▸ Your goal
Return all lines from the listing below that include the word "range".

====================

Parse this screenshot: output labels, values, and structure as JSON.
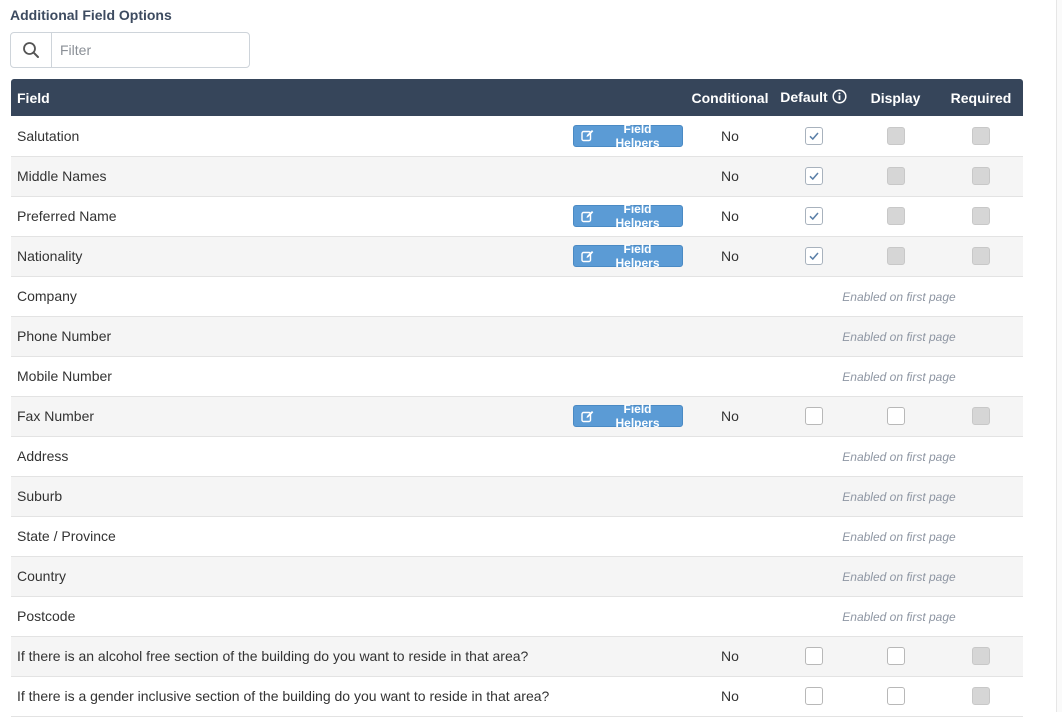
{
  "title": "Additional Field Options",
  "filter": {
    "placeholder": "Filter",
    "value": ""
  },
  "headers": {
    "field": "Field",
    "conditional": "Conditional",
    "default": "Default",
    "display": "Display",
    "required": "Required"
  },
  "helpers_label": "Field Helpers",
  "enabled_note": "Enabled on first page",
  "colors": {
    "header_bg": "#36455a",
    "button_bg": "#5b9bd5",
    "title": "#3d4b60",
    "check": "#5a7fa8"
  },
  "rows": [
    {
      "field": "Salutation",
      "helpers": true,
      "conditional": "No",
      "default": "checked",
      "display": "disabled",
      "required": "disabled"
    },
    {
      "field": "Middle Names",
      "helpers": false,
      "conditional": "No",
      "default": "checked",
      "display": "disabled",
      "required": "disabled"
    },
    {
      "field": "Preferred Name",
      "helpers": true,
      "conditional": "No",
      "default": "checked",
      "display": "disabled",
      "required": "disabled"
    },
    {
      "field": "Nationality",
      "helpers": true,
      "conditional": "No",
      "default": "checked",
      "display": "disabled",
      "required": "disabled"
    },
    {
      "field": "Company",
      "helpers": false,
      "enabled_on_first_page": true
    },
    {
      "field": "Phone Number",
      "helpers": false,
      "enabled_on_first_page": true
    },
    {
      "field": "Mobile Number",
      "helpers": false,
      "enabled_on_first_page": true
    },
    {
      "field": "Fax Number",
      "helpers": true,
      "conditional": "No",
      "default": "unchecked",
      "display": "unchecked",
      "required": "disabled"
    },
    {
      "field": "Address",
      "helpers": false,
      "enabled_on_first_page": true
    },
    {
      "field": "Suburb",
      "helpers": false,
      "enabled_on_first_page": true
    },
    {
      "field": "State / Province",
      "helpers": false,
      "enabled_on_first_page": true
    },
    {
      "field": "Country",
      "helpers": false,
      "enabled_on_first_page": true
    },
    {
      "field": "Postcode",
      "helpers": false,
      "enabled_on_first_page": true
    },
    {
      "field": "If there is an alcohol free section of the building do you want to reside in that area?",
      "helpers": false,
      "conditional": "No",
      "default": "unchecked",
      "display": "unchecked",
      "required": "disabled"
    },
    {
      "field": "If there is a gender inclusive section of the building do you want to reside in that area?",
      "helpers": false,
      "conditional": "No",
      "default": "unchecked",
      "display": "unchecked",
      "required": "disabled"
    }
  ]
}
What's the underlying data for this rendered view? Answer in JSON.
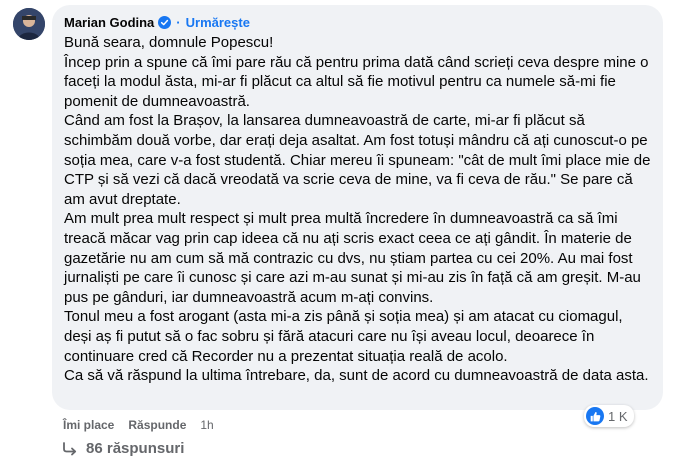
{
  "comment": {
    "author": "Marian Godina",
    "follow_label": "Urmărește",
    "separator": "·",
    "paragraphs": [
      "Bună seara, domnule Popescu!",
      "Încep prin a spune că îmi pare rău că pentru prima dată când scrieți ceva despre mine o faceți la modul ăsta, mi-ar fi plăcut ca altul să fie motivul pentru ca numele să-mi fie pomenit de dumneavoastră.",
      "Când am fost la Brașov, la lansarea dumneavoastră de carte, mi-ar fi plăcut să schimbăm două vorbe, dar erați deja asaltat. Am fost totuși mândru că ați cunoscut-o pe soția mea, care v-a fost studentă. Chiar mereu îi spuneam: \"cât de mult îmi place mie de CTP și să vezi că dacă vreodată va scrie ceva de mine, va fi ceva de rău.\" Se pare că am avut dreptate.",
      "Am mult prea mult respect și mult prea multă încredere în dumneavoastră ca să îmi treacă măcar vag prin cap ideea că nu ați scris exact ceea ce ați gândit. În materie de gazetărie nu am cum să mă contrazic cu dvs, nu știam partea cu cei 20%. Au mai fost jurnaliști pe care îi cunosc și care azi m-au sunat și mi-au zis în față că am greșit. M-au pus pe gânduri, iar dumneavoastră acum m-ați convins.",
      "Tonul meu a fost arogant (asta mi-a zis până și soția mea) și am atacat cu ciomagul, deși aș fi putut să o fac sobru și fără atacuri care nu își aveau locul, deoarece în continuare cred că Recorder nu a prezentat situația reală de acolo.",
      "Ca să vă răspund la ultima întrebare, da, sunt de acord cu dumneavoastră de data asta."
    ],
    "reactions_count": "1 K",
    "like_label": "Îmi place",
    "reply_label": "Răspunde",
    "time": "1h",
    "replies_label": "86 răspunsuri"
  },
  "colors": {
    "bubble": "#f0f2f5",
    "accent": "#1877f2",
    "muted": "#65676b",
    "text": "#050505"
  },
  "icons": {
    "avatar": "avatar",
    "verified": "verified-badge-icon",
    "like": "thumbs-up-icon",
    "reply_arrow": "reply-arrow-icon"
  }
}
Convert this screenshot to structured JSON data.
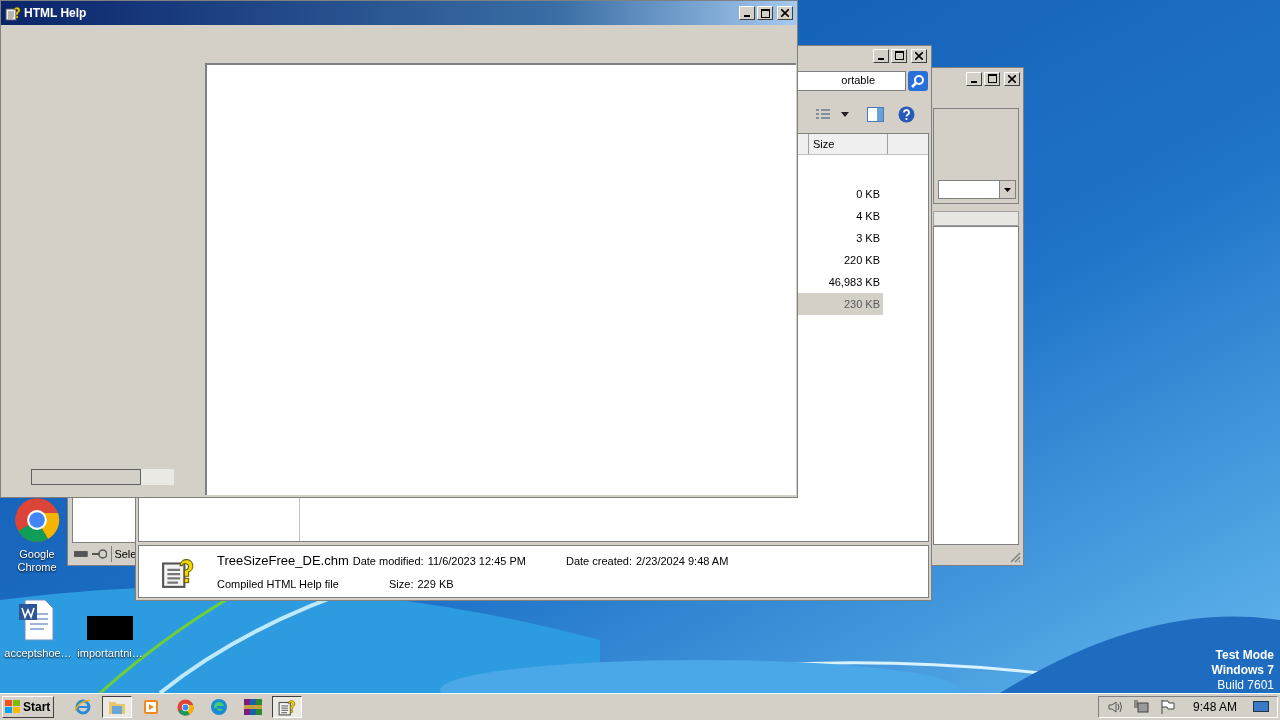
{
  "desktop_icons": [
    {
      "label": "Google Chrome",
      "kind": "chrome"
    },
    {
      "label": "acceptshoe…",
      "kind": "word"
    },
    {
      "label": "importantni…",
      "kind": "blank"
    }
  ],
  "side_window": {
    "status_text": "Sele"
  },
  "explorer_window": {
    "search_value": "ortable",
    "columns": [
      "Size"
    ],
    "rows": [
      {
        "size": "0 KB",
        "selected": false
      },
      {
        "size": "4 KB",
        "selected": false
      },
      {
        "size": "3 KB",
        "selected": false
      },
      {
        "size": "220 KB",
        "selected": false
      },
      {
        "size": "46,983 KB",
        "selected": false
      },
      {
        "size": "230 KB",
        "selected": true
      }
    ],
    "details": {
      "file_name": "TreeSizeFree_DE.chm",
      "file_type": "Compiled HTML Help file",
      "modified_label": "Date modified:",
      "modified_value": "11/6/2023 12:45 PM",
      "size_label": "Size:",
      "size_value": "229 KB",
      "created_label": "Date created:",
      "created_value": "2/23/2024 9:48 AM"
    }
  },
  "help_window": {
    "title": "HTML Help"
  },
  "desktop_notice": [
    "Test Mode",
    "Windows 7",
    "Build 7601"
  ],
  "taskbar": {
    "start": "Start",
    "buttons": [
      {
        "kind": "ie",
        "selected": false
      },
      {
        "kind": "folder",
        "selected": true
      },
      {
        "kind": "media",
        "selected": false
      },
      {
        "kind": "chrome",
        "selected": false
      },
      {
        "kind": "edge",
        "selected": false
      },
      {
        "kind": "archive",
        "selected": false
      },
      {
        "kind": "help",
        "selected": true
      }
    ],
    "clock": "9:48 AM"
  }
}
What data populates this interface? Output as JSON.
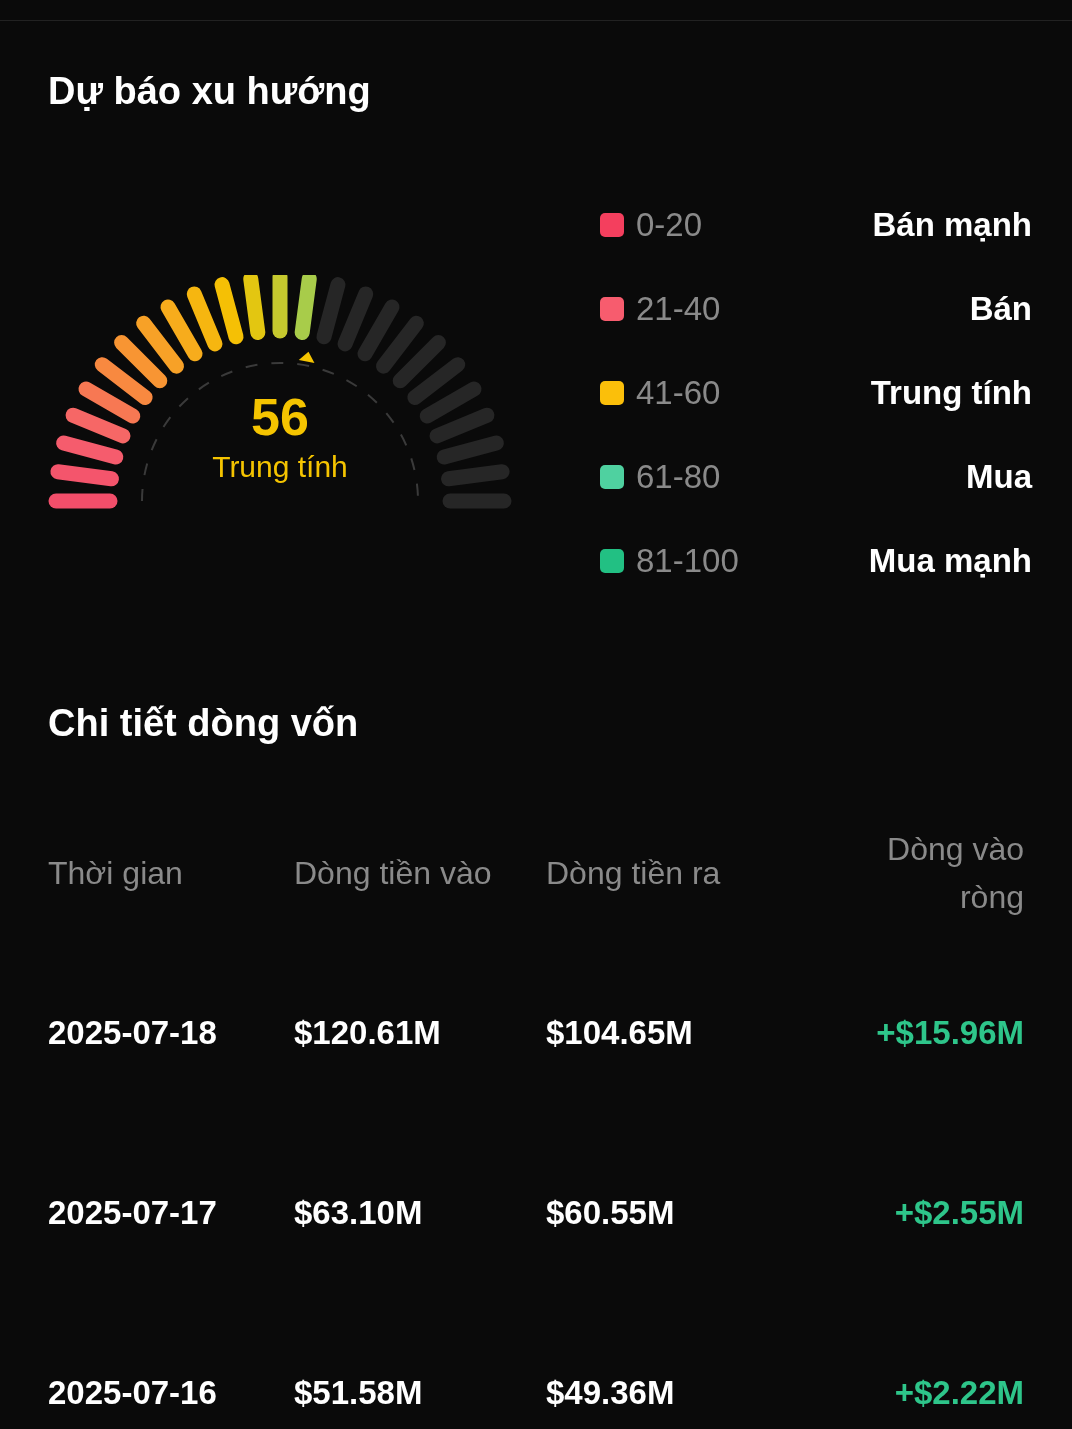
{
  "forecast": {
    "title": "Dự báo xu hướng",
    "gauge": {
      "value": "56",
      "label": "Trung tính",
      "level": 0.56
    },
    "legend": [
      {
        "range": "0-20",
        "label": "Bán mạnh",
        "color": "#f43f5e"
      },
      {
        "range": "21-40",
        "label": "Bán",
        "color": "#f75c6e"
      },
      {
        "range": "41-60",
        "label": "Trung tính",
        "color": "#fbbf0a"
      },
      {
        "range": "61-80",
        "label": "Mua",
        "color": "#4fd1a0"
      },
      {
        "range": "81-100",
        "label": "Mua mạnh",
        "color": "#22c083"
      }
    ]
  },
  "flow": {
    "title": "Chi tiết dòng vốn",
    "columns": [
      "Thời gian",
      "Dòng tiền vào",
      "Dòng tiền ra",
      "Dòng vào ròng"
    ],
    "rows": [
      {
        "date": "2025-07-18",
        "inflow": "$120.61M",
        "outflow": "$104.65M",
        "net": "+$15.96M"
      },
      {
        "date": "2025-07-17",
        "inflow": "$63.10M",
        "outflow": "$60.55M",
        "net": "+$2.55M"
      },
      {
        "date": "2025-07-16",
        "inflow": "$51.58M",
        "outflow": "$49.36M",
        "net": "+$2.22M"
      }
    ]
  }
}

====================

▸ Exercise solution
        "range": "0-20",
        "range": "21-40",
        "range": "41-60",
        "range": "61-80",
        "range": "81-100",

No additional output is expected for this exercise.